▶ [WORK REQUIRED]: Which lines in the records below include the word "JSON"? Report each of them in full.

━━━━━━

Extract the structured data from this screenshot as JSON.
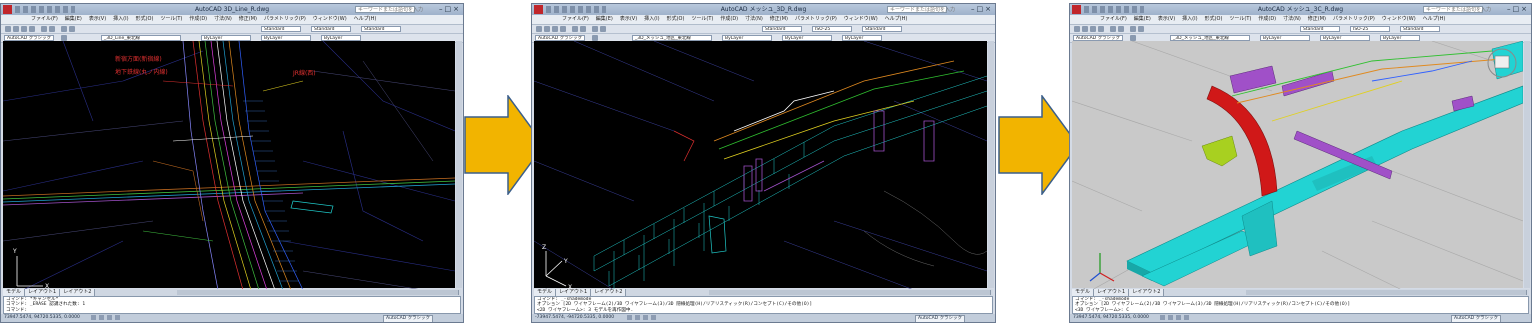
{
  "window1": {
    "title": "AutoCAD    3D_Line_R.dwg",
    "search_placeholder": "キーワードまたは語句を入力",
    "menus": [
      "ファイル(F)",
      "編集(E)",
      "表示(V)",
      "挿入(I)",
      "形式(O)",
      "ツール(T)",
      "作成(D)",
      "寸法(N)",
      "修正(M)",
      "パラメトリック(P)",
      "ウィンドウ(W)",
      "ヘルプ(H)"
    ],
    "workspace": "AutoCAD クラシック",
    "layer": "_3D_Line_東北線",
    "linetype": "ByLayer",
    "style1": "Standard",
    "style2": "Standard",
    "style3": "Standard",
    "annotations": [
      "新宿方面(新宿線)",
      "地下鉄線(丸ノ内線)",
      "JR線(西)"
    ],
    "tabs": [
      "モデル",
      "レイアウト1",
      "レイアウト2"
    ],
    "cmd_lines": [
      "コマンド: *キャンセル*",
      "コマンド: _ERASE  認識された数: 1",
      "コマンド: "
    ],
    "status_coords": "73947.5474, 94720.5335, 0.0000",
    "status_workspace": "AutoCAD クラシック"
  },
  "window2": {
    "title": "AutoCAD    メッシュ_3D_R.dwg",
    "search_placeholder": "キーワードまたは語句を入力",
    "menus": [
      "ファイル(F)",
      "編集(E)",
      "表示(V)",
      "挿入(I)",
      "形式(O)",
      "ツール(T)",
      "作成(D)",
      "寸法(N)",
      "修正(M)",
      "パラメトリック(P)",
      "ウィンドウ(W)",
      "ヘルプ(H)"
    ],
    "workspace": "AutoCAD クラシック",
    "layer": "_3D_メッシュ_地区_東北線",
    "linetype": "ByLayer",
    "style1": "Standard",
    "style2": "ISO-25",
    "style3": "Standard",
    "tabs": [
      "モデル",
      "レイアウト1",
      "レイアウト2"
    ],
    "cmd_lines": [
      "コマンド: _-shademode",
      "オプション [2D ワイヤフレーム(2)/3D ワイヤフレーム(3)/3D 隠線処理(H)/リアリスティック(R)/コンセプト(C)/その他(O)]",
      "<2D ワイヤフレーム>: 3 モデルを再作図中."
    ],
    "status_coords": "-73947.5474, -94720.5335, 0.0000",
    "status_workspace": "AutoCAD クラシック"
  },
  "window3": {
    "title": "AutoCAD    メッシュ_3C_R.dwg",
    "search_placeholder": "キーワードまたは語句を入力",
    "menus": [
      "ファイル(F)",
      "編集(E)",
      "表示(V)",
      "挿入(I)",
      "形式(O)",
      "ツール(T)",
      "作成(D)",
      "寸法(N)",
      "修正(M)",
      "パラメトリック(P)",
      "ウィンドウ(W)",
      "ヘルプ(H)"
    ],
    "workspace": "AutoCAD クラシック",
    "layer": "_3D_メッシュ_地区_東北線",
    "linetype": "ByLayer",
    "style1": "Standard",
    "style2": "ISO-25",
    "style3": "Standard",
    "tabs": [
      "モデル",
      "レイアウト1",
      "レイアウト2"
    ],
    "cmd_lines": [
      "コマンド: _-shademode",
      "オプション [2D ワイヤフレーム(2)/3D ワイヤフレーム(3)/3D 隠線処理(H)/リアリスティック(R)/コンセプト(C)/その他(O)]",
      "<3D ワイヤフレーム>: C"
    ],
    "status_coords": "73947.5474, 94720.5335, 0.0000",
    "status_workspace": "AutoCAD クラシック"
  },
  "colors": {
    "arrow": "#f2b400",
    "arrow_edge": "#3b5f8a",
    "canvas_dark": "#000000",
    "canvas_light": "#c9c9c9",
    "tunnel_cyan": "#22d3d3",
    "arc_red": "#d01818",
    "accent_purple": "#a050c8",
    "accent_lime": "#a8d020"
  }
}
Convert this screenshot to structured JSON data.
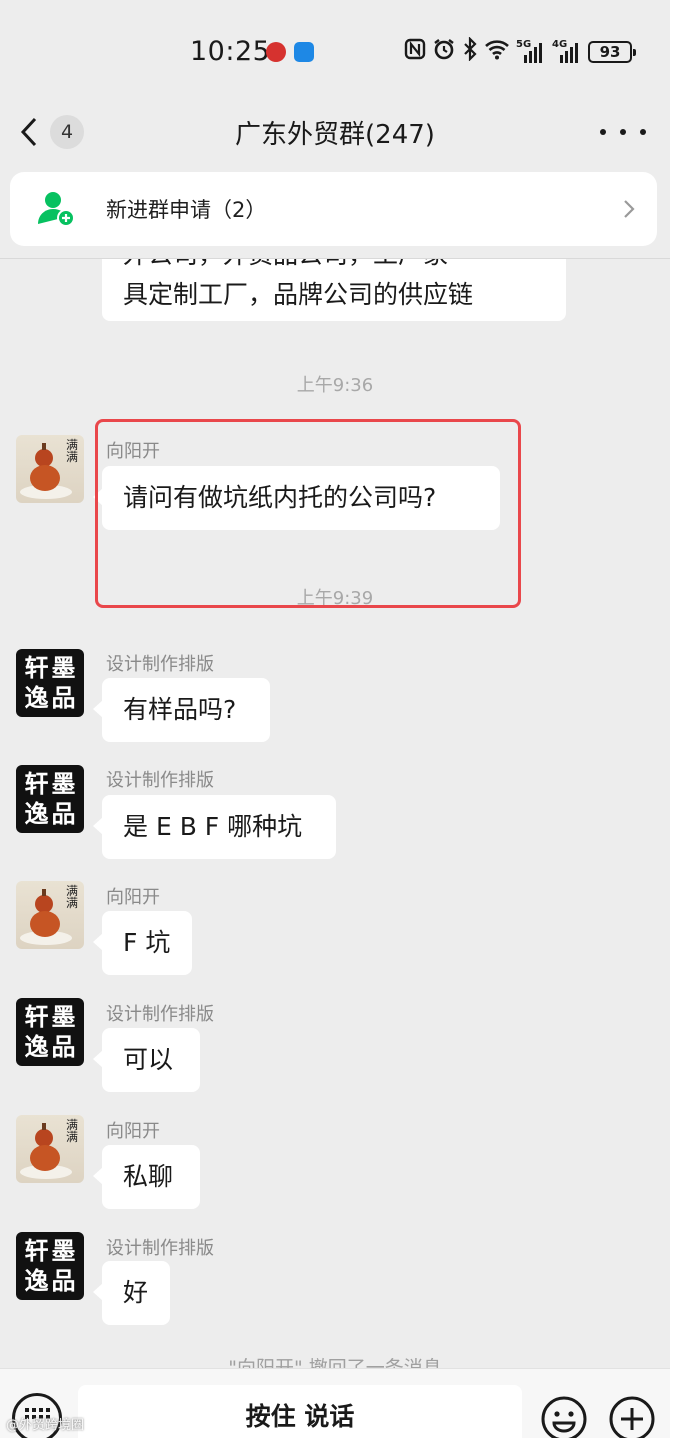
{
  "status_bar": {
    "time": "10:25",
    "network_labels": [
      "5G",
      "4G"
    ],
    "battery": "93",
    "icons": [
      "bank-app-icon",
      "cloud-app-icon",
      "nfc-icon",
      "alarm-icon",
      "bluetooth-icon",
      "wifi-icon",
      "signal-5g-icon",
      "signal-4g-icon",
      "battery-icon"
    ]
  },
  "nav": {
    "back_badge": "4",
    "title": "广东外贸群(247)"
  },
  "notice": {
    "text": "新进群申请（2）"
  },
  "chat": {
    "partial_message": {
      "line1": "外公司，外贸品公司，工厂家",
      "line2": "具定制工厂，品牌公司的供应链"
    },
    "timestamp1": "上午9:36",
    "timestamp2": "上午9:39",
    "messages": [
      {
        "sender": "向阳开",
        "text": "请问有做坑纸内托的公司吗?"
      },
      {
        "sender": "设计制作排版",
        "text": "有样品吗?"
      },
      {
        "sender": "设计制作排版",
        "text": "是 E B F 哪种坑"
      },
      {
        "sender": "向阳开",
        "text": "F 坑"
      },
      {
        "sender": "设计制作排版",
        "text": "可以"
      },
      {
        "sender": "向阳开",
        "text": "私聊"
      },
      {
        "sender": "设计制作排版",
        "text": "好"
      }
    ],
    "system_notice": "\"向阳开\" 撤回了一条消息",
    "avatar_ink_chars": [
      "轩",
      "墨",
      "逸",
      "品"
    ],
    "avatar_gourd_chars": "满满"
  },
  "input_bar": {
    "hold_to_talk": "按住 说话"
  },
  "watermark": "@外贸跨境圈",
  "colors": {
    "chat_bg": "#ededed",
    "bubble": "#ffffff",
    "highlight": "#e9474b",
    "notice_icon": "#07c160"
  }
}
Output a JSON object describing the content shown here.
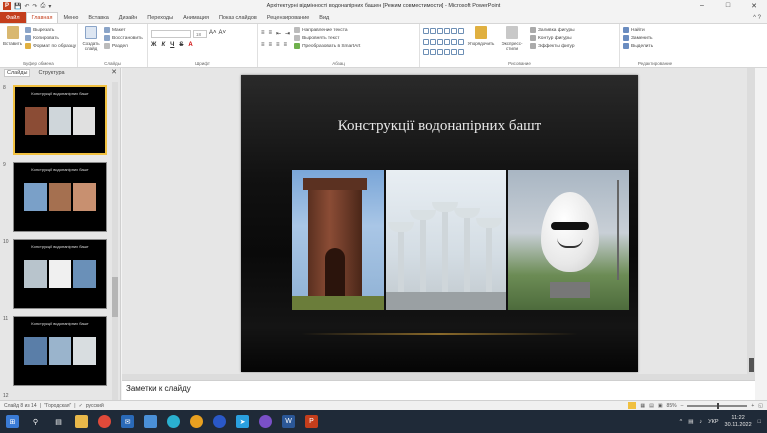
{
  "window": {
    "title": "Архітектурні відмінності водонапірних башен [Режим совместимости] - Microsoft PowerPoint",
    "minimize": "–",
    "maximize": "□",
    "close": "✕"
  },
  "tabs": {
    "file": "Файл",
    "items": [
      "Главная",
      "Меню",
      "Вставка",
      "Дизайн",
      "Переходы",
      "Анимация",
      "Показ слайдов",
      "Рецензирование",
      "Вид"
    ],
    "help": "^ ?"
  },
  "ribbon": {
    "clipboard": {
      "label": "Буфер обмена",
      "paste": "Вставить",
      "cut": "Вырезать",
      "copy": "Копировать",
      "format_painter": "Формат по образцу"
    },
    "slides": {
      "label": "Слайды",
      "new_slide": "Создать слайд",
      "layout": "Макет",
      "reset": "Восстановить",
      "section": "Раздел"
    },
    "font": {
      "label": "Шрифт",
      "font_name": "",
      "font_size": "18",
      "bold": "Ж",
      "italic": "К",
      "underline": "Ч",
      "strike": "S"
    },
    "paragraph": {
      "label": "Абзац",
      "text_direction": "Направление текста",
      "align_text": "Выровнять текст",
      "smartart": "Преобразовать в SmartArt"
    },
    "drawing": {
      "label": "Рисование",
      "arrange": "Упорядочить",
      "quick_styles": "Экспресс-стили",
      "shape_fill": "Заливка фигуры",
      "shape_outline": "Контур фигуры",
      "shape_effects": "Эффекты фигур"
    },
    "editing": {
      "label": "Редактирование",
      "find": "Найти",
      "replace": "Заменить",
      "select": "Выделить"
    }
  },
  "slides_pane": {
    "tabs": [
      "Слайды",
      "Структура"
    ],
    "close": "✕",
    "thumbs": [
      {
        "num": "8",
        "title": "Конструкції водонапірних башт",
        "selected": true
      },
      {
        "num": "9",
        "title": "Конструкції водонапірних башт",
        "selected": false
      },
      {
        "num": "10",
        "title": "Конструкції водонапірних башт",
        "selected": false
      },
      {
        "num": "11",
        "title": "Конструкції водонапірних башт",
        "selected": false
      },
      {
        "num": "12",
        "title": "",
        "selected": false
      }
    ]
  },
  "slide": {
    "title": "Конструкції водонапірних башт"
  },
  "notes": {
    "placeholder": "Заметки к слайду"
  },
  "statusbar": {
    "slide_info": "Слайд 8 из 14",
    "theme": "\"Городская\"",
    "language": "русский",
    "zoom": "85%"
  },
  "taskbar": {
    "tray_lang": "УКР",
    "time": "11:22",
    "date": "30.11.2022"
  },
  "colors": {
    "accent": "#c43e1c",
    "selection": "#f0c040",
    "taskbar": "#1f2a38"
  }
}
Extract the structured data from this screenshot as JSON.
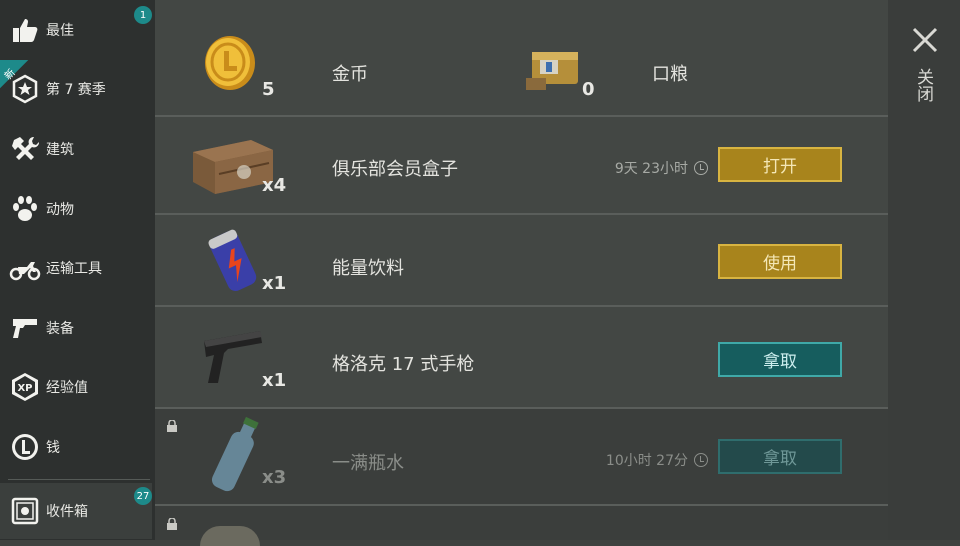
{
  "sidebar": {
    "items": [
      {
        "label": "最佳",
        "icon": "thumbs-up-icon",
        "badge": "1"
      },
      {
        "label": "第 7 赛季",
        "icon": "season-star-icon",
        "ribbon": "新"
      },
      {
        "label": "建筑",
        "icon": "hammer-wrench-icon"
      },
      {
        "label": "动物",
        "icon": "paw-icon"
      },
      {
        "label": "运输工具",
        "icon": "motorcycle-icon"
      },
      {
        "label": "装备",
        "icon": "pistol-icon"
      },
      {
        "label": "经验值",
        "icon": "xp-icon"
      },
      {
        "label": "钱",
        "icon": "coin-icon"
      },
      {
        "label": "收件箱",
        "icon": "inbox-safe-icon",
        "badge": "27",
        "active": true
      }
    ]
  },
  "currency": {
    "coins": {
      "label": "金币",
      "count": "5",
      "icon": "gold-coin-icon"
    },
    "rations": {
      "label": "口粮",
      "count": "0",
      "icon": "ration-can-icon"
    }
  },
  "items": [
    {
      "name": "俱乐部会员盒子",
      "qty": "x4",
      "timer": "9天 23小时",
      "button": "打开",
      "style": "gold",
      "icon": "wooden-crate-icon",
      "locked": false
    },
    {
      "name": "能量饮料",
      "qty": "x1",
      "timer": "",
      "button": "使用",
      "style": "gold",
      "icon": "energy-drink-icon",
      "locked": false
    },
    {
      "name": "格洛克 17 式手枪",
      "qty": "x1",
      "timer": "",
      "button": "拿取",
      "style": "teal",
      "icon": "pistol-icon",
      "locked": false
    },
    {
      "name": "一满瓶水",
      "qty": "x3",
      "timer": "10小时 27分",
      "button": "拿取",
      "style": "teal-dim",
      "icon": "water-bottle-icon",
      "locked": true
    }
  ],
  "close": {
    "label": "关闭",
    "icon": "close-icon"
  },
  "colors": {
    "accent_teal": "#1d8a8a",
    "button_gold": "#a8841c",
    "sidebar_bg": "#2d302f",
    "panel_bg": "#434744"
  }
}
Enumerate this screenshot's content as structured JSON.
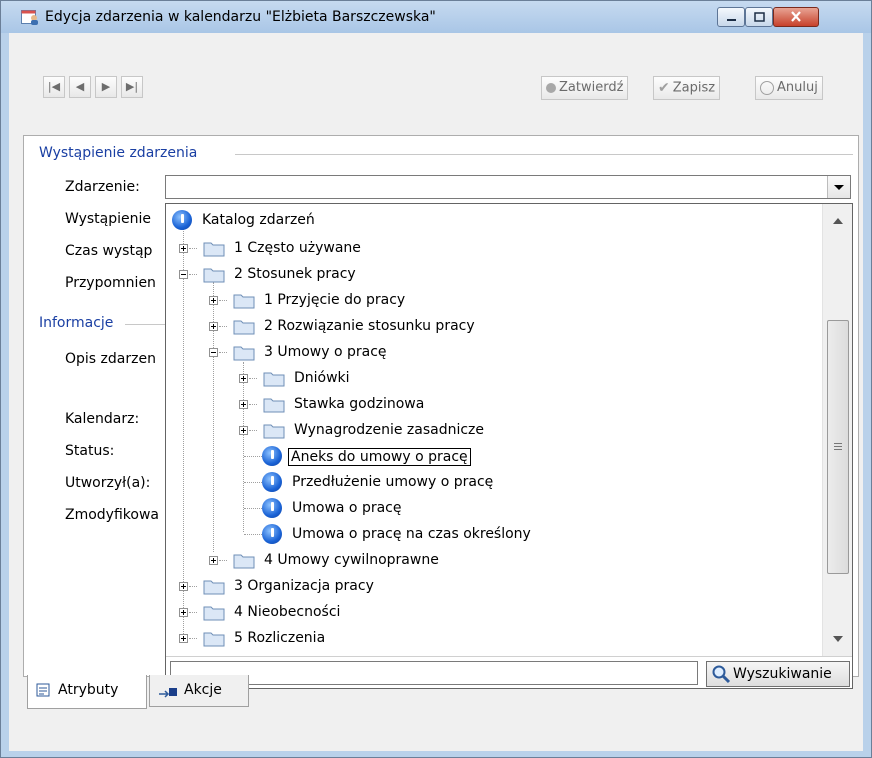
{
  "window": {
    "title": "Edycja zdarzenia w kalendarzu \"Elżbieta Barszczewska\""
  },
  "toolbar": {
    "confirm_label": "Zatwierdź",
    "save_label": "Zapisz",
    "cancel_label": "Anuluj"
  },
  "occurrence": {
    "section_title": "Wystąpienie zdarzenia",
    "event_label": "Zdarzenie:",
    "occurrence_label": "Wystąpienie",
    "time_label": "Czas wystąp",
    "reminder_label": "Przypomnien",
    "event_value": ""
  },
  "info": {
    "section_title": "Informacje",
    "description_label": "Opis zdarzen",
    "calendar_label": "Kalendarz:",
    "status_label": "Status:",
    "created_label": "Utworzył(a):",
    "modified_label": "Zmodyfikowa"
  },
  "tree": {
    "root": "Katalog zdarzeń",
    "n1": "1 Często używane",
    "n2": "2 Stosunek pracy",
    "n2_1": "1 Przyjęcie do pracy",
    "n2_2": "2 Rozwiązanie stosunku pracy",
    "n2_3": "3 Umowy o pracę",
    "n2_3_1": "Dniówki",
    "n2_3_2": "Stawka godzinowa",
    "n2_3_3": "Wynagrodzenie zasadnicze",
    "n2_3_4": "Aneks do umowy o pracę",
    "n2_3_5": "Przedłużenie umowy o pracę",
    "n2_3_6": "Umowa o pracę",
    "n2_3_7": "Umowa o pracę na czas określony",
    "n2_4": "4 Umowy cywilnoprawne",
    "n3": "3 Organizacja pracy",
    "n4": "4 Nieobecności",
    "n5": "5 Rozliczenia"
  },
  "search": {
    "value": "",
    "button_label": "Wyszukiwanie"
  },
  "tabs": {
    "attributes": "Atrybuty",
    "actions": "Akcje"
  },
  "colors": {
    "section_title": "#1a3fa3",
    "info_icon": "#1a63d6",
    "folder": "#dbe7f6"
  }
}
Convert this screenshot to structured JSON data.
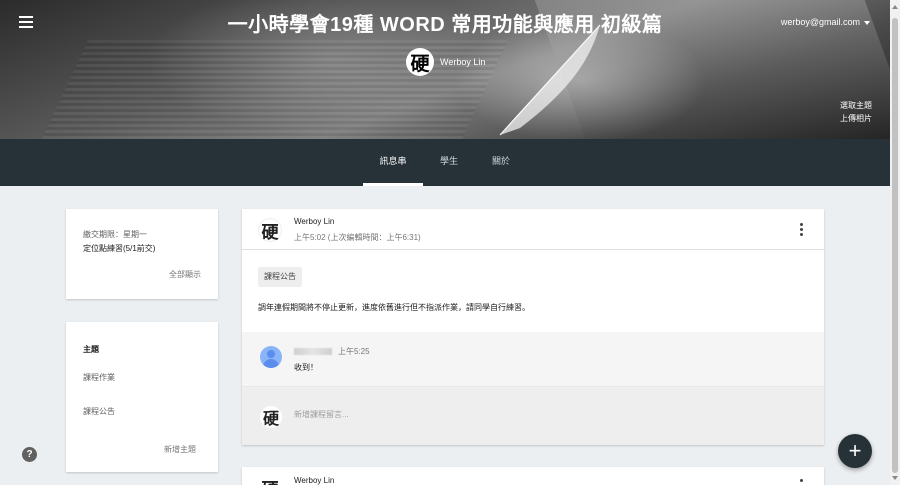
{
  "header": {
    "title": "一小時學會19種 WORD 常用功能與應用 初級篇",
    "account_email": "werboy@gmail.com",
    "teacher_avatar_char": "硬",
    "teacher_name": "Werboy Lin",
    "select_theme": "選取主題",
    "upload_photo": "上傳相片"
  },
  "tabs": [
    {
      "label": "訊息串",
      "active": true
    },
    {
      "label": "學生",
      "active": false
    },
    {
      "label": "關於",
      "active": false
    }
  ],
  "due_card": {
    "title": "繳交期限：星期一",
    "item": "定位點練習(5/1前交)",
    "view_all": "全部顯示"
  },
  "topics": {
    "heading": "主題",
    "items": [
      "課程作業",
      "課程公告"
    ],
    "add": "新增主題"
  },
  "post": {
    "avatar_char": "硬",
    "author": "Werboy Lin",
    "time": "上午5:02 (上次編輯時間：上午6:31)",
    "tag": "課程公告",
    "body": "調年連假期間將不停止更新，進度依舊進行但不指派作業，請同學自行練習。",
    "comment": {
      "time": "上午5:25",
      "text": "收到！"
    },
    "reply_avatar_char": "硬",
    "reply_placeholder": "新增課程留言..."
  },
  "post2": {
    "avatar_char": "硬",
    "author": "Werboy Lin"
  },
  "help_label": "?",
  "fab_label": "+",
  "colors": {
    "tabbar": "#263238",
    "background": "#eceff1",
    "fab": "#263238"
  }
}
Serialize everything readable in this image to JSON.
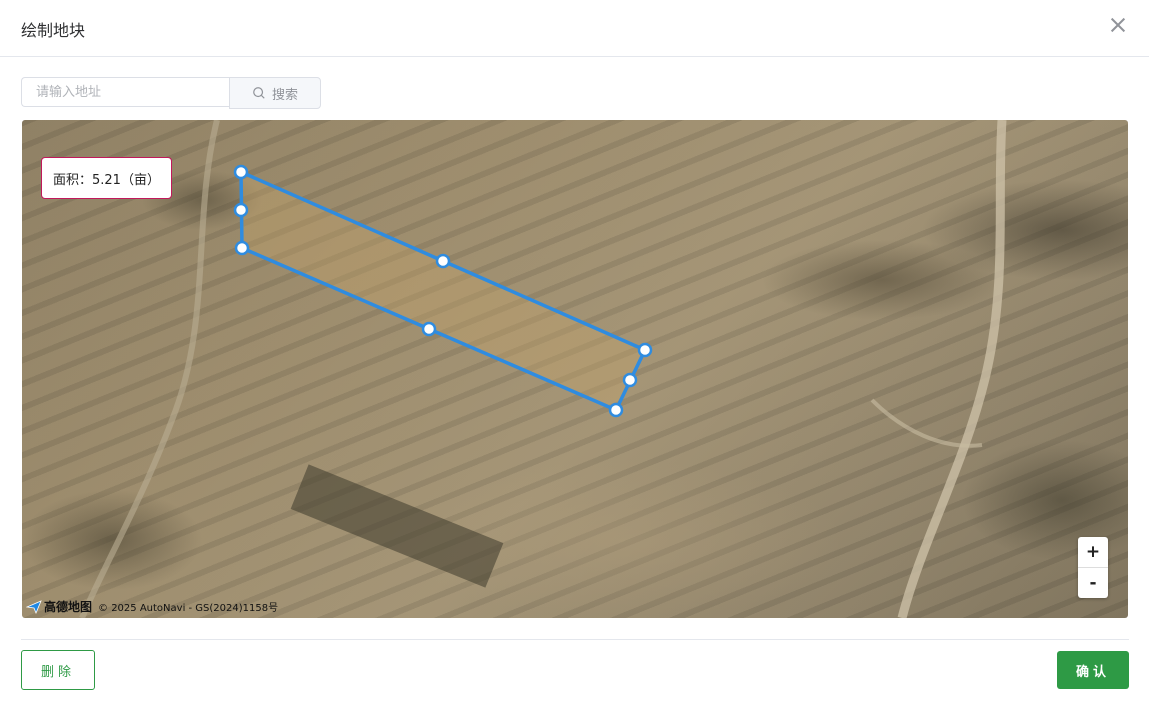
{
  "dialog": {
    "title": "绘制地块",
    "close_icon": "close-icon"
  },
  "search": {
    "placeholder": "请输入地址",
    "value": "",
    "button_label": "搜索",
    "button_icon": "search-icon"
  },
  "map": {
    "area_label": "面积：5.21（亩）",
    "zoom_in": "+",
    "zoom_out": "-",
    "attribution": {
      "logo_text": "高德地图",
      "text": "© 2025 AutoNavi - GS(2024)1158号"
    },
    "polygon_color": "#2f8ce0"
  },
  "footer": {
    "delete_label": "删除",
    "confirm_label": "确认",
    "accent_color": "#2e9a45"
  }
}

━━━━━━

▶ [YOUR RESPONSE]:
Extract the structured data from this screenshot as JSON.
Convert this screenshot to structured JSON data.
Output a JSON object describing the content shown here.
Extract the structured data from this screenshot as JSON.
Enumerate this screenshot's content as structured JSON.
Convert this screenshot to structured JSON data.
Serialize everything readable in this image to JSON.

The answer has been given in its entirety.